The endowment honors the career of Krichbaum who, like Selig, dedicated her professional life to education, publications, and museums, working as an editor in the publications department at the Detroit Institute of Arts. Before her untimely death in 1982, Krichbaum helped organize and edit the catalogue Treasures of Ancient Nigeria (text by Ekpo Eyo and Frank Willett), which accompanied an exhibition of international importance organized by the Detroit Institute of Arts. The show opened in Detroit, which took special pride in the inauguration of this historic exhibition. It was the first comprehensive display of Nigerian art in the United States and the first time the Nigerian government permitted a major loan of its art treasures spanning over 2,000 years. Featuring over 100 objects, many uncovered in the previous 40 years, the exhibition showcased masterworks in bronze, ivory, and terracotta.

From January 1980 through August 1984, the exhibition traveled to ten major North American cities, including San Francisco, New York, Washington DC, Calgary, Atlanta, Los Angeles, and Philadelphia.  Everywhere it went, it garnered enthusiastic reviews. The catalogue sold tens of thousands of copies and was translated into several languages when the show continued on to European venues.  Krichbaum considered her involvement with Treasures of Ancient Nigeria and especially her collaboration with the esteemed Nigerian art historian Ekpo Eyo (Director of the Nigerian National Commission for Museums and Monuments) as the most important work of her entire career.

The exhibition and book helped shape a deeper understanding of African art and culture in the United States and illuminated the rich African heritage of millions of African Americans.  For Krichbaum, who had worked with voter registration efforts in the summer of 1964 and who had co-founded a civil rights group at Wellesley College, her work on Treasures was on a continuum with her commitment to civil rights. In the early 1970s, she married Dan Krichbaum, a Methodist minister at a large church located in the heart of Detroit. She and Dan shared a commitment to improving community relations in urban settings. During the 1960s and 1970s, the world witnessed struggles in both America and Africa for greater freedom and independence, and Krichbaum viewed the exhibition’s importance within that dual context. As she wrote in the journal she kept throughout her struggle with cancer, diagnosed in 1979:

[Treasures] was thrilling from start to finish. [Africa] produced art that rivaled the greatest art in the Western World and I wanted a book that did not contain once either the word “primitive” or “ethnographic.”…Ekpo Eyo was the most cooperative of authors—he came twice to Detroit, taping materials and editing them …[and I applaud him] for his eloquent statements on the hopes he had that this show would put “primitive art” to rest.

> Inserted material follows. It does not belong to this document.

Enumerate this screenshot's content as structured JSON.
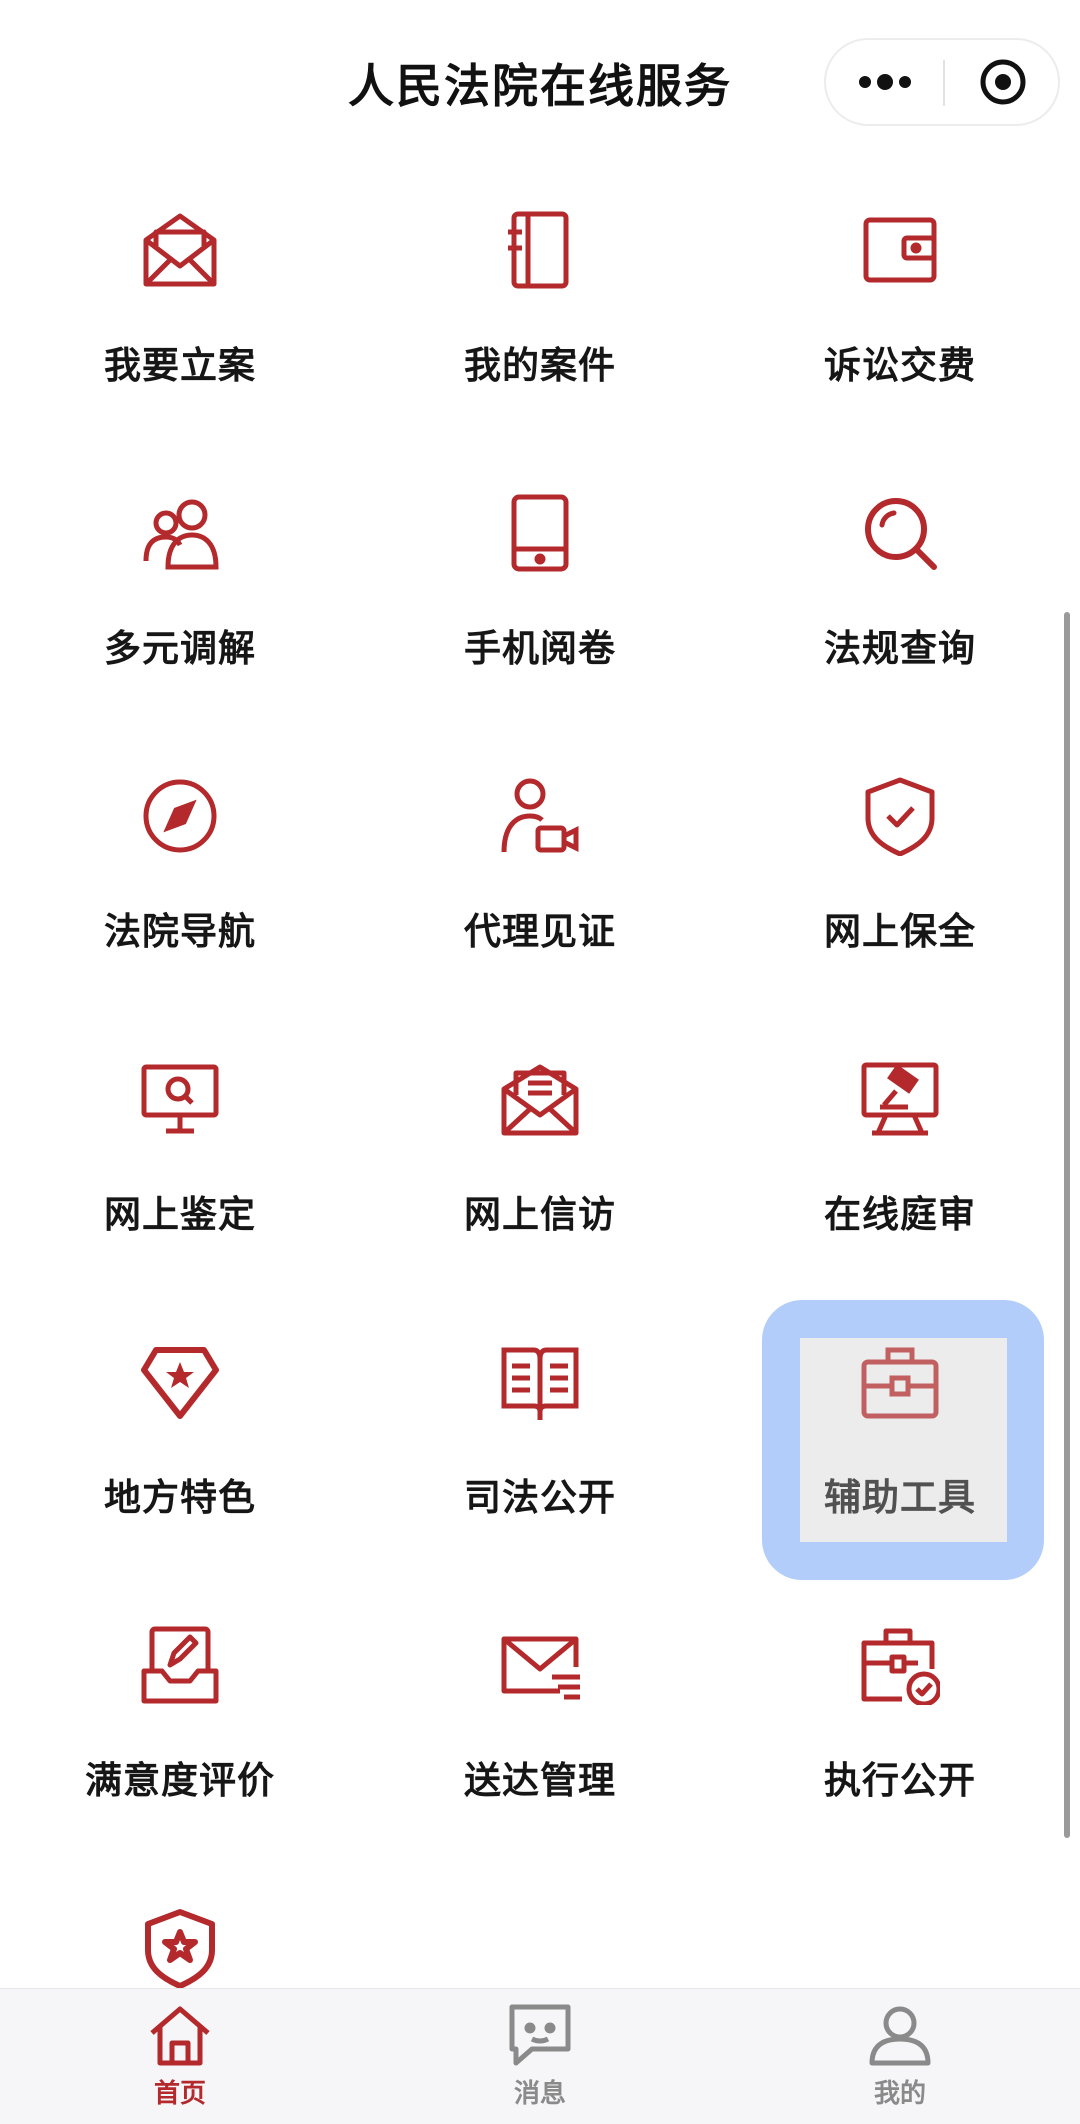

Working in the Warren M. Robbins Library, National Museum of African Art

As Dr. Eyo concluded his catalogue essay: “These are works which, when properly understood, will not only provide a new chapter to world history but also restore the dignity of man in Africa and wherever people of African descent are dispersed.” Krichbaum described Dr. Eyo greeting her at the exhibition opening in Detroit with a big hug and a knowing look in his eyes: “I knew I had done something special. It was a very special moment in my life and his life.” At the time, Dr. Eyo did not know she was sick; he would write about her two decades later, “She was a great and invaluable friend….”

In recognition of Krichbaum’s commitments, values, and editorial work, Selig established an endowed program fund through which her sister’s contribution to the field of African art will live on by supporting acquisitions and special programming at the Warren M. Robbins Library. Because Selig has made gifts for over 20 years to help librarian Janet Stanley purchase volumes for the library, it now contains over 300 African art books with memorial bookplates honoring Krichbaum, in addition to the new Program Fund.